President pays O'Toole tributes
Actor Peter O'Toole, who achieved stardom in the Oscar-winning classic Lawrence Of Arabia, has been remembered as a man of grace and genius by Ireland's president.
Michael D Higgins led tributes to the acclaimed leading man, who received an honorary Academy Award in 2003 for his lifetime's work, during a special celebration at London's Old Vic Theatre marking his memory.
O'Toole, who died in December aged 81, was renowned for wild living as well as his brilliance as a performer on stage and screen.
Mr Higgins said: "The Peter O'Toole that I knew and loved was a man of immense charm, grace, intelligence and eloquence who was assiduously professional about the vocation of acting.
"To be in his company or to share his friendship was not an experience in the raising of hell - as some tabloids would have it - rather it was about the witness of great talent, mischief, and genius too."
O'Toole retired from showbusiness in 2012.
The eight-time Academy Award nominee - who never won Hollywood's top acting honour - shot to screen stardom 50 years ago in the title role of Lawrence Of Arabia, which earned seven Oscars, including best picture and director for David Lean.
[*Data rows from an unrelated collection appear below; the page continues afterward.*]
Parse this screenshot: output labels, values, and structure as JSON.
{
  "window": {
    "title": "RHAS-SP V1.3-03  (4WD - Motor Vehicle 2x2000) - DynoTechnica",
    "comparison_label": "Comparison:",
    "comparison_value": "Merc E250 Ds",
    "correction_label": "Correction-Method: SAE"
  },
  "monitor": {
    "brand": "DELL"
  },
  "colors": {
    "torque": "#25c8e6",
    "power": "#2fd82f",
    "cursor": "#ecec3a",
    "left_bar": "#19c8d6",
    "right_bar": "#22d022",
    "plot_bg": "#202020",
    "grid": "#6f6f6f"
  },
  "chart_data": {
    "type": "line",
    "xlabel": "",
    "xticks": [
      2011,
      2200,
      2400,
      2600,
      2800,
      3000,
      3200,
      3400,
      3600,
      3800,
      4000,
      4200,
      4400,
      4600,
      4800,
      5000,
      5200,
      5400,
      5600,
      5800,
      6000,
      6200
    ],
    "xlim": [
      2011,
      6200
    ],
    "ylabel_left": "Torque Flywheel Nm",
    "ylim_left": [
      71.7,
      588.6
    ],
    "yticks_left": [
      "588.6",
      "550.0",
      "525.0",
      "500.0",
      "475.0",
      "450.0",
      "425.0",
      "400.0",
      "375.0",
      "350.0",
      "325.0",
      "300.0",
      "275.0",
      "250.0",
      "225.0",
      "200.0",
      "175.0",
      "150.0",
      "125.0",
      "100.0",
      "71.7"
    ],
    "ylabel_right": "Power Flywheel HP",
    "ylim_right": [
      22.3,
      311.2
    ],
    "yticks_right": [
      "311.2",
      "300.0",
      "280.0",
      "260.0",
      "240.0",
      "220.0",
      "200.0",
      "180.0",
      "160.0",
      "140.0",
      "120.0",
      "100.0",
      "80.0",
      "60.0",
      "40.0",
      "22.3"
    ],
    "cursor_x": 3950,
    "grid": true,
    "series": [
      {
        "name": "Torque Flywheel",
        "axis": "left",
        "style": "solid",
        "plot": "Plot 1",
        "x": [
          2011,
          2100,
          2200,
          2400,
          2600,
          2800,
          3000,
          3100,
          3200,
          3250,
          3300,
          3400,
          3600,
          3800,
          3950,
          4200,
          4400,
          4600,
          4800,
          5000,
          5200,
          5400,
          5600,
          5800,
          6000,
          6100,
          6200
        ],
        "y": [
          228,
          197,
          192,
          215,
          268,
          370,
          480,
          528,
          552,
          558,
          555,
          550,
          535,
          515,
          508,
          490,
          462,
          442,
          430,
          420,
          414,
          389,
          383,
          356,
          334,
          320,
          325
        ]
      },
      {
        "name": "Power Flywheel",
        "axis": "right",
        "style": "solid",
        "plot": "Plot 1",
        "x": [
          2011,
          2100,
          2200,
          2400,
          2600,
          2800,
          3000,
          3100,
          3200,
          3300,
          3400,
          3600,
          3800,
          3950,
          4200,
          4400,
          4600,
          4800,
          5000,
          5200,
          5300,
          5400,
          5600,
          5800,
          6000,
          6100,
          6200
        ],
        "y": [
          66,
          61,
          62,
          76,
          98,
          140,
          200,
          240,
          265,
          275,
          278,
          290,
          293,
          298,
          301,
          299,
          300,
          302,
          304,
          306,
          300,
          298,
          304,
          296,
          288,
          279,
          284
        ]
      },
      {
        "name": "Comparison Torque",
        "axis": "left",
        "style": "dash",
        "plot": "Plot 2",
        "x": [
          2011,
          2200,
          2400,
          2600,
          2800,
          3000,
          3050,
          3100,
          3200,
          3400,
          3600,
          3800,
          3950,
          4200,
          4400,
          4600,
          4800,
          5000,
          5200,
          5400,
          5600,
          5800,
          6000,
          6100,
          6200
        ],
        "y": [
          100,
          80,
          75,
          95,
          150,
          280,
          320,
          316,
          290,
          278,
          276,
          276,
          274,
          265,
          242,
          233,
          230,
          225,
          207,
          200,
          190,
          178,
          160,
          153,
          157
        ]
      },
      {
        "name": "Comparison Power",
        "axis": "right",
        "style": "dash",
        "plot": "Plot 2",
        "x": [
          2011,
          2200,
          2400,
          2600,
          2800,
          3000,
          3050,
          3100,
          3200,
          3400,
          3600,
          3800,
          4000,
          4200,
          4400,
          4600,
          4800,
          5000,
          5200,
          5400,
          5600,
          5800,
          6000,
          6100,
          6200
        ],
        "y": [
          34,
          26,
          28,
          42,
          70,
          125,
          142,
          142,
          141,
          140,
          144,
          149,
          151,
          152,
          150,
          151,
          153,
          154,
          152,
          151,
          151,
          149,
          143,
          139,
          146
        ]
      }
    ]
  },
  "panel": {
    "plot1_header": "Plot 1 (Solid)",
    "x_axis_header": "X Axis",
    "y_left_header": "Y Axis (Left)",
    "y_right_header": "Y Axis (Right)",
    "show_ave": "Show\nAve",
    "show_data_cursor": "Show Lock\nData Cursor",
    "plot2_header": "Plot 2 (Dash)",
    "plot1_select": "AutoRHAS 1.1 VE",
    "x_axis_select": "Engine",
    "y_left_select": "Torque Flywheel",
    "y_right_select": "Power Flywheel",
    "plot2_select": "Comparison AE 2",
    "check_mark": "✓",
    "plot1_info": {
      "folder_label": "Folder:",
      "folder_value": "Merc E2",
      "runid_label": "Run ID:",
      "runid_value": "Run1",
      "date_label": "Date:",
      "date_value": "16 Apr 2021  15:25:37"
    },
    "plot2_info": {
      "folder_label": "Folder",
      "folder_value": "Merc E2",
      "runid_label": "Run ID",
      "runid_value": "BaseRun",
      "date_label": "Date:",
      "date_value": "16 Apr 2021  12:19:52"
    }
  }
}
O'Toole's grand performance as British adventurer TE Lawrence brought him his first best-actor nomination but set him on an unenviable path of Oscar futility.
His eight losses without a win is a record among actors.
The honours stacked up quickly as O'Toole received Oscar nominations for 1964's Becket, 1968's The Lion In Winter, 1969's Goodbye, Mr Chips, 1972's The Ruling Class, 1980's The Stunt Man and 1982's My Favourite Year.
In the latter film, O'Toole played a dissolute actor preoccupied with drink and debauchery, seemingly a tailor-made role for a star known in his early years for epic carousing with such fellow party animals as Richard Burton, Richard Harris and Peter Finch.
No living person is sure whether his birthplace was Connemara in Ireland, Dublin, or Leeds.
He lived in Clifden, a town on the west coast of Ireland. President Higgins met O'Toole in 1969, introduced by a mutual friend, beginning a friendship lasting 44 years.
The president said O'Toole was destined to be a star. When he was a boy he had written in his notebook:
"I will not be a common man. I will stir the smooth sands of monotony."
The head of state noted: "From his breakthrough starring role in Lawrence of Arabia to the end of his life, this early reference to sands was somewhat prophetic."
Amid anecdotes about O'Toole's love of rugby and cricket - and his battle to control a rabbit problem at his Clifden garden - Mr Higgins mused on his friend's longevity.
"It was Peter's great sense of hope, of belief in his craft, that kept him so productive during an acting career that spanned over five decades.
"It was that affirmative sense of hope and sophisticated sense of what was important in his craft that allowed him to embrace with enthusiasm each of his eight Oscar nominations for an acting role without harbouring any resentment a lesser mortal would have felt when the cruel serendipities of timing snatched from his grasp, what others might have considered, the ultimate prize."
O'Toole went into acting after serving in the Royal Navy, studying at London's Royal Academy of Dramatic Art.
His early stage successes included the lead in Hamlet and Shylock in The Merchant of Venice.
In 2003, aged 70, O'Toole received an honorary Oscar, often given as a consolation prize for acclaimed actors and filmmakers who never managed to win Hollywood's top award.
The Irish president concluded: "We will not see his like again."